were strikingly different, consequently, the combined demographic
results as well as those of each site are presented. The combined
sites provided a balanced distribution among the demographic variables.
Complete demographic information can be found in
Subjects ranged in age from 9 to 91 years with a mean age of 42.1
years for the combined sites. However, subjects at the Indiana site
had a mean age of 26.5 years, while the Miami subjects had a mean
age of 60.8 years. For the combined study, 50.5% of the subjects were
female. At the Indiana site 40% of the subjects were female, whereas
62.7% of the Miami subjects were female.
Impairment demographics were also very different for the two sites.
A total of 19 impairments were reported by the subjects. For the combined
sites, cerebral palsy (17), spinal cord injuries (17), spina bifida
(13), and "walking difficulty" (12) were most frequently reported
and accounted for 53.1% of the responses. There were 13 different
impairments reported in Indiana with cerebral palsy (15), spina bifida
(13), and spinal cord injury (13) accounting for 68.4% of the responses.
At the Florida site, there were 16 separate impairments reported.
Walking difficulty (11), stroke (8), and nonspecific paralysis (7)
most frequently reported and accounted for 51% of the responses.
For the combined study, 33.3% of the subjects reported having had
a disability from birth. Again, the sites were very different with
Indiana subjects significantly more likely (chi square=12.2, p<.05)

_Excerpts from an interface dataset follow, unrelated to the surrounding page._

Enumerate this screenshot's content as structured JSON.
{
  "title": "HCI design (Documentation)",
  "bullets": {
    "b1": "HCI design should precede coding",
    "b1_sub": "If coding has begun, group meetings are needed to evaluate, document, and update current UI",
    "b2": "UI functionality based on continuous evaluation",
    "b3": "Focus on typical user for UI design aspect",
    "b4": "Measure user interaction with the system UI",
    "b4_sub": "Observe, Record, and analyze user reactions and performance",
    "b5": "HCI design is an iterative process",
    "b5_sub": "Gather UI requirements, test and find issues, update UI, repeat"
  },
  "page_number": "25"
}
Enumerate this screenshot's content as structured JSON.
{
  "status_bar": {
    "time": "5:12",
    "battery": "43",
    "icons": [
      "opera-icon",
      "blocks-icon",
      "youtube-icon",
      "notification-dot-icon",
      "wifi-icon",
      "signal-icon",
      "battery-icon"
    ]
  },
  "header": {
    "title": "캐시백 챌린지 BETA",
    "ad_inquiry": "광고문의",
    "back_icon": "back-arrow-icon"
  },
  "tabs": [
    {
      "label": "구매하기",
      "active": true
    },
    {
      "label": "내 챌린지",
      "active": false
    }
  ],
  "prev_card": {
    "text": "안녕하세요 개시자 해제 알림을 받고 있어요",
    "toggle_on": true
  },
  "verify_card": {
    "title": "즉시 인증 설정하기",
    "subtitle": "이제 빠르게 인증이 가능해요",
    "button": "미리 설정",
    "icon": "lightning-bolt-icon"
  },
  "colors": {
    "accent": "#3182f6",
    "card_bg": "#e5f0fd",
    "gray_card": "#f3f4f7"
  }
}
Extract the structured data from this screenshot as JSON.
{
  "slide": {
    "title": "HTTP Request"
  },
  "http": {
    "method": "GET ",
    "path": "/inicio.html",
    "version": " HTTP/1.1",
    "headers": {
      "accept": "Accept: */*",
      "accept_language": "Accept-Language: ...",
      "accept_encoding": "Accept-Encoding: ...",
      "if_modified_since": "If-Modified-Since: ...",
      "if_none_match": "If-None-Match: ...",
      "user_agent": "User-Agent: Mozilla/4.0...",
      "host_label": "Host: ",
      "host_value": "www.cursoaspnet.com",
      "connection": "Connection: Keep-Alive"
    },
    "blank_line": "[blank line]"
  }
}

to have a disability from birth (54.9%) than subjects in Florida (8.9%).
A total of 74% of the subjects at the two sites reported using manual
(54.6%) or motorized (19.4%) wheelchairs. The remaining subjects reported
using another type of mobility assistive device (22.4%) or were ambulatory
As one indicator of subjects' physical functioning, they were asked
whether assistance was normally required to transfer into a wheelchair.
For the combined sites, 55.8% of the subjects reported they needed
no assistance to transfer or did not use a wheelchair, while 43.26%
of the subjects indicated they needed assistance in transfers(Table
1). Only slightly fewer Indiana subjects reported needing assistance
(41.7%) than did Florida subjects (45.1%).
Upon their arrival at a beach area, subjects were given the study
information sheet, the Informed Consent Form, and the Beach Access
Survey. After completing the survey, subjects were taken to the beach
area where the equipment and surfaces are located. Subjects were allowed
to view the equipment and surfaces but not use them at that time.
Subjects were asked which piece of equipment they would prefer to
use and then which surface they would prefer to use. This information
was recorded on the initial survey.
Once subjects had indicated their visual preferences, subjects were
asked to use the equipment and/or surfaces on the beach and complete
a questionnaire on each piece of equipment or surface used. When possible,
subjects used their own equipment on the beach prior to using the
test equipment. An investigator assisted those subjects who were unable
to write. If a companion accompanied and assisted the user with a
disability, the companion was asked to complete the Informed Consent
Form and a Companion Questionnaire for each piece of equipment or
surface on which he or she provided assistance.
After completing a questionnaire for each piece of equipment or surface
used, subjects were debriefed by the investigator to determine additional
thoughts on the equipment.
The results of this study are broken into two major sections: assistive
devices and surfaces.
Assistive Devices /Surfaces
Back to top